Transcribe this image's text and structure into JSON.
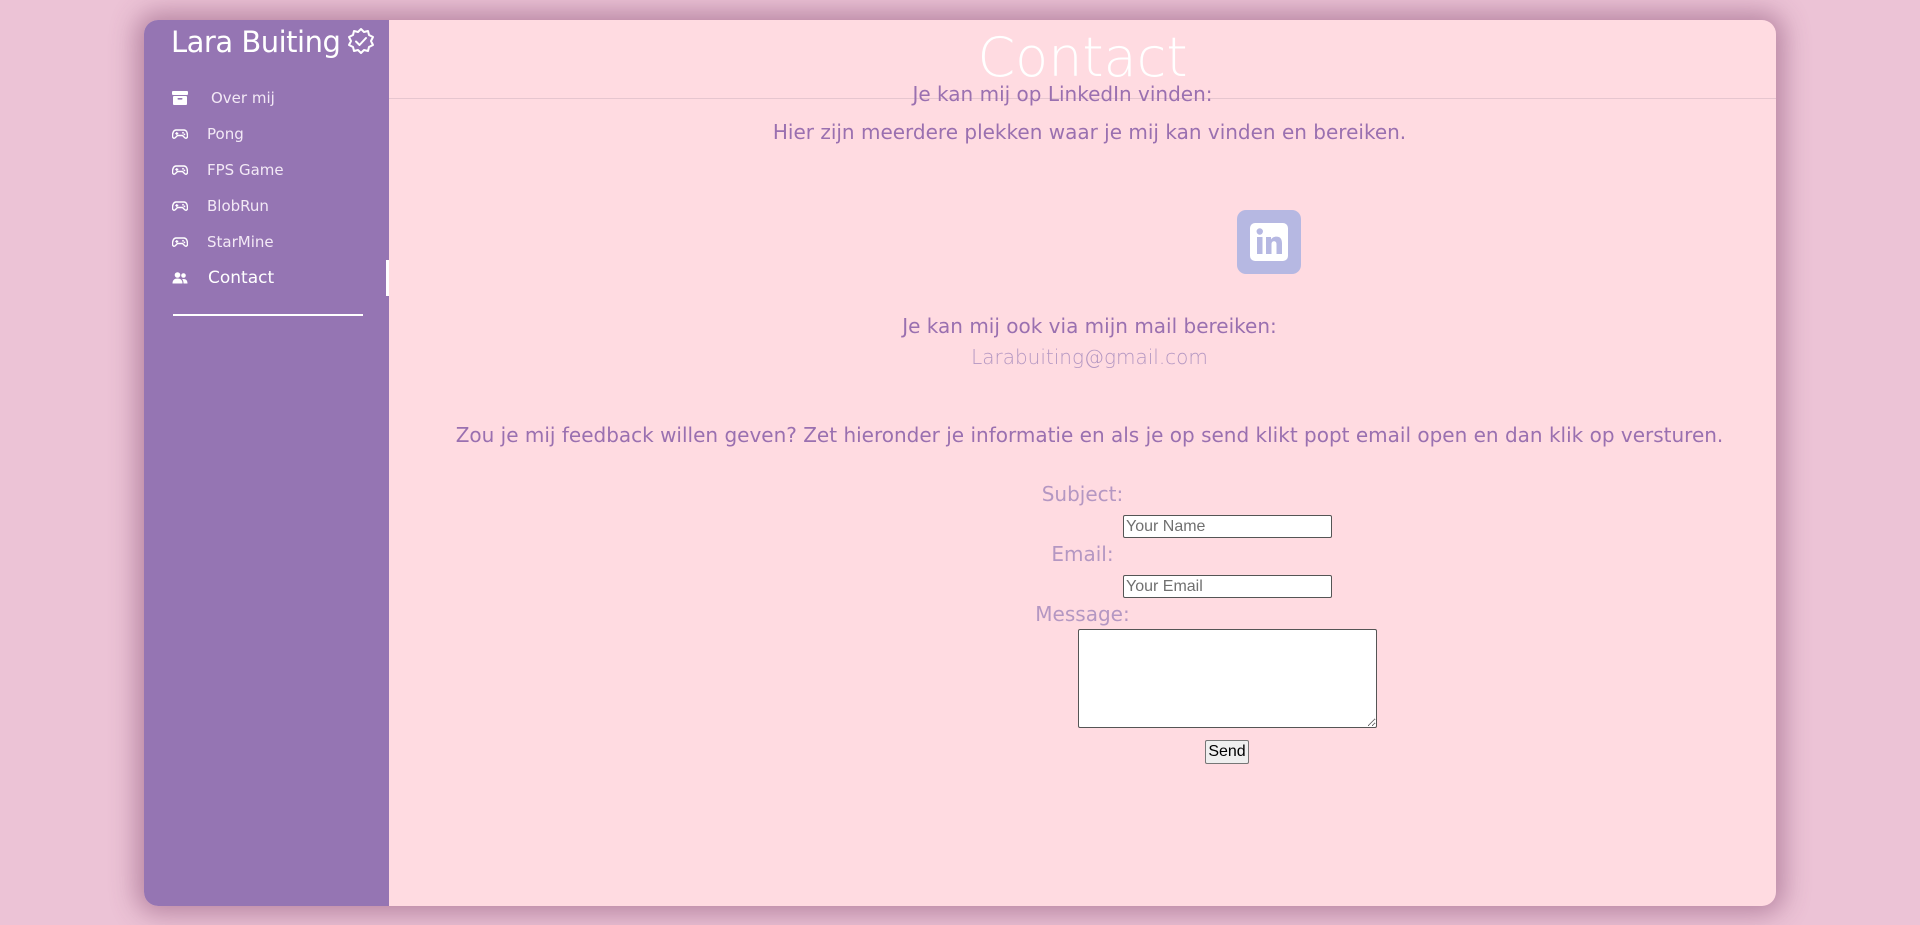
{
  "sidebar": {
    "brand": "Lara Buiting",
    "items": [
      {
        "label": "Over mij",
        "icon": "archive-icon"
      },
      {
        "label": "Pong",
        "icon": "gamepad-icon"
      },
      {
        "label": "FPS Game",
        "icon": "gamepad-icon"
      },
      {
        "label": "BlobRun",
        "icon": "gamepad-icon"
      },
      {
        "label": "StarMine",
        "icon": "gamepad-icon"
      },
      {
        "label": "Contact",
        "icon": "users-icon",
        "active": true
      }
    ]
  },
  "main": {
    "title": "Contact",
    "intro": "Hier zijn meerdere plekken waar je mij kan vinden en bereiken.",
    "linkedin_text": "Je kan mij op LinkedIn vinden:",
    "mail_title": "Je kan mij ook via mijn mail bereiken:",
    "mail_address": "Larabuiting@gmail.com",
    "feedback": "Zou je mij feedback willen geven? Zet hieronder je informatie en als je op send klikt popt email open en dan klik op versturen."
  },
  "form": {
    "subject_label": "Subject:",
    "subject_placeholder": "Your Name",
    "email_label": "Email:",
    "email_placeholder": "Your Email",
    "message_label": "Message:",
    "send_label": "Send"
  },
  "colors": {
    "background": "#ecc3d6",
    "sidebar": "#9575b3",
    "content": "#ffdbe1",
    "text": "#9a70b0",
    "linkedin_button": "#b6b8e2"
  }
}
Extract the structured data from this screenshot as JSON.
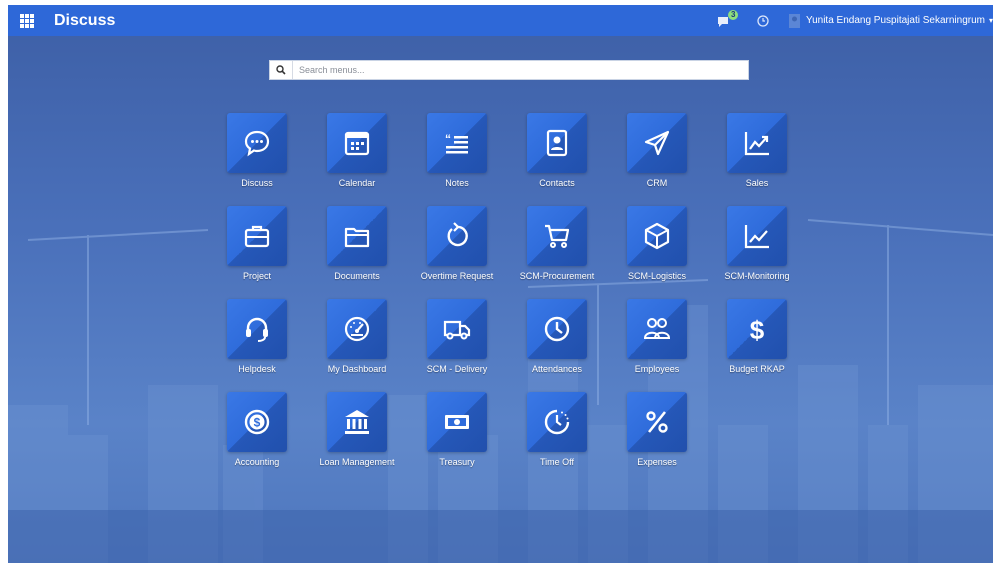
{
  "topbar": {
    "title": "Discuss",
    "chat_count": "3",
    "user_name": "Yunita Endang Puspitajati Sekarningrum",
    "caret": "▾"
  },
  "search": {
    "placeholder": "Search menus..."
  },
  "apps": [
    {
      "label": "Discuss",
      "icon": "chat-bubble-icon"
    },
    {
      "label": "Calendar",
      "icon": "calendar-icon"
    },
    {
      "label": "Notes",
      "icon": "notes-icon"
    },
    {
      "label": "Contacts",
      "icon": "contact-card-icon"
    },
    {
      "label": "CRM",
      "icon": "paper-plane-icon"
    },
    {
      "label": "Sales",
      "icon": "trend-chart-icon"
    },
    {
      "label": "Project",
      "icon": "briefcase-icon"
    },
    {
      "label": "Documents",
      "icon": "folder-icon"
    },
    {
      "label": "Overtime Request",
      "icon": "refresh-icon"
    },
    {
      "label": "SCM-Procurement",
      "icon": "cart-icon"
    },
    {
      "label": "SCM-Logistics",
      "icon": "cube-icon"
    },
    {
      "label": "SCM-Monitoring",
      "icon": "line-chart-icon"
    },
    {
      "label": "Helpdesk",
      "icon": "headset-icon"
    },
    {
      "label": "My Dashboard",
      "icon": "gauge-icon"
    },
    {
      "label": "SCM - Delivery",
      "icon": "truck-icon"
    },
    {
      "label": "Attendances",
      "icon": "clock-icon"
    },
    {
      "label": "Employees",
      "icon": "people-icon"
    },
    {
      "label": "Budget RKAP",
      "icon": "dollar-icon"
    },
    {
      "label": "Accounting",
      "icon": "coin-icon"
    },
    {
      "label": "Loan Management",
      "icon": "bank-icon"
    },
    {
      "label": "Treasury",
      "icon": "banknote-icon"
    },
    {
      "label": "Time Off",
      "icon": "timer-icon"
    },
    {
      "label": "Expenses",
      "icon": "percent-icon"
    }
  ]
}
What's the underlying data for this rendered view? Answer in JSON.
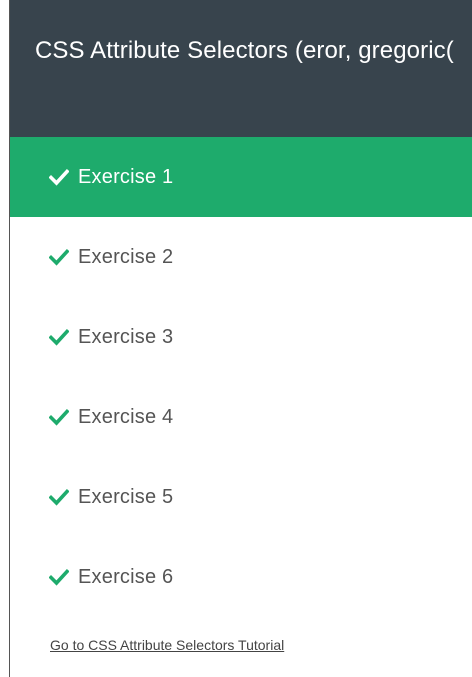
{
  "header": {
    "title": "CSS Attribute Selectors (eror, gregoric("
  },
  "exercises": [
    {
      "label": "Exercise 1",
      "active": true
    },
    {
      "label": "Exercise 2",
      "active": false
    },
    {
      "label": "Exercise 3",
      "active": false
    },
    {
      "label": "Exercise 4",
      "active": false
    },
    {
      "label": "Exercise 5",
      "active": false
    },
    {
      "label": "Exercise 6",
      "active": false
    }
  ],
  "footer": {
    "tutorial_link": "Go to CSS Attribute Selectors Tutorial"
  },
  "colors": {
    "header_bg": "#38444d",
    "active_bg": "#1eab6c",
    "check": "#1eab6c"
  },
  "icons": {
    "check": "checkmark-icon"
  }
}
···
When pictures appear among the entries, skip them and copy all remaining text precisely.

Transcribe this image's text and structure into JSON.
{
  "sidebar": {
    "brand": "Lara Buiting",
    "items": [
      {
        "label": "Over mij",
        "icon": "archive-icon"
      },
      {
        "label": "Pong",
        "icon": "gamepad-icon"
      },
      {
        "label": "FPS Game",
        "icon": "gamepad-icon"
      },
      {
        "label": "BlobRun",
        "icon": "gamepad-icon"
      },
      {
        "label": "StarMine",
        "icon": "gamepad-icon"
      },
      {
        "label": "Contact",
        "icon": "users-icon",
        "active": true
      }
    ]
  },
  "main": {
    "title": "Contact",
    "intro": "Hier zijn meerdere plekken waar je mij kan vinden en bereiken.",
    "linkedin_text": "Je kan mij op LinkedIn vinden:",
    "mail_title": "Je kan mij ook via mijn mail bereiken:",
    "mail_address": "Larabuiting@gmail.com",
    "feedback": "Zou je mij feedback willen geven? Zet hieronder je informatie en als je op send klikt popt email open en dan klik op versturen."
  },
  "form": {
    "subject_label": "Subject:",
    "subject_placeholder": "Your Name",
    "email_label": "Email:",
    "email_placeholder": "Your Email",
    "message_label": "Message:",
    "send_label": "Send"
  },
  "colors": {
    "background": "#ecc3d6",
    "sidebar": "#9575b3",
    "content": "#ffdbe1",
    "text": "#9a70b0",
    "linkedin_button": "#b6b8e2"
  }
}
Extract the structured data from this screenshot as JSON.
{
  "topbar": {
    "title": "Discuss",
    "chat_count": "3",
    "user_name": "Yunita Endang Puspitajati Sekarningrum",
    "caret": "▾"
  },
  "search": {
    "placeholder": "Search menus..."
  },
  "apps": [
    {
      "label": "Discuss",
      "icon": "chat-bubble-icon"
    },
    {
      "label": "Calendar",
      "icon": "calendar-icon"
    },
    {
      "label": "Notes",
      "icon": "notes-icon"
    },
    {
      "label": "Contacts",
      "icon": "contact-card-icon"
    },
    {
      "label": "CRM",
      "icon": "paper-plane-icon"
    },
    {
      "label": "Sales",
      "icon": "trend-chart-icon"
    },
    {
      "label": "Project",
      "icon": "briefcase-icon"
    },
    {
      "label": "Documents",
      "icon": "folder-icon"
    },
    {
      "label": "Overtime Request",
      "icon": "refresh-icon"
    },
    {
      "label": "SCM-Procurement",
      "icon": "cart-icon"
    },
    {
      "label": "SCM-Logistics",
      "icon": "cube-icon"
    },
    {
      "label": "SCM-Monitoring",
      "icon": "line-chart-icon"
    },
    {
      "label": "Helpdesk",
      "icon": "headset-icon"
    },
    {
      "label": "My Dashboard",
      "icon": "gauge-icon"
    },
    {
      "label": "SCM - Delivery",
      "icon": "truck-icon"
    },
    {
      "label": "Attendances",
      "icon": "clock-icon"
    },
    {
      "label": "Employees",
      "icon": "people-icon"
    },
    {
      "label": "Budget RKAP",
      "icon": "dollar-icon"
    },
    {
      "label": "Accounting",
      "icon": "coin-icon"
    },
    {
      "label": "Loan Management",
      "icon": "bank-icon"
    },
    {
      "label": "Treasury",
      "icon": "banknote-icon"
    },
    {
      "label": "Time Off",
      "icon": "timer-icon"
    },
    {
      "label": "Expenses",
      "icon": "percent-icon"
    }
  ]
}
What's the underlying data for this rendered view? Answer in JSON.
{
  "header": {
    "title": "CSS Attribute Selectors (eror, gregoric("
  },
  "exercises": [
    {
      "label": "Exercise 1",
      "active": true
    },
    {
      "label": "Exercise 2",
      "active": false
    },
    {
      "label": "Exercise 3",
      "active": false
    },
    {
      "label": "Exercise 4",
      "active": false
    },
    {
      "label": "Exercise 5",
      "active": false
    },
    {
      "label": "Exercise 6",
      "active": false
    }
  ],
  "footer": {
    "tutorial_link": "Go to CSS Attribute Selectors Tutorial"
  },
  "colors": {
    "header_bg": "#38444d",
    "active_bg": "#1eab6c",
    "check": "#1eab6c"
  },
  "icons": {
    "check": "checkmark-icon"
  }
}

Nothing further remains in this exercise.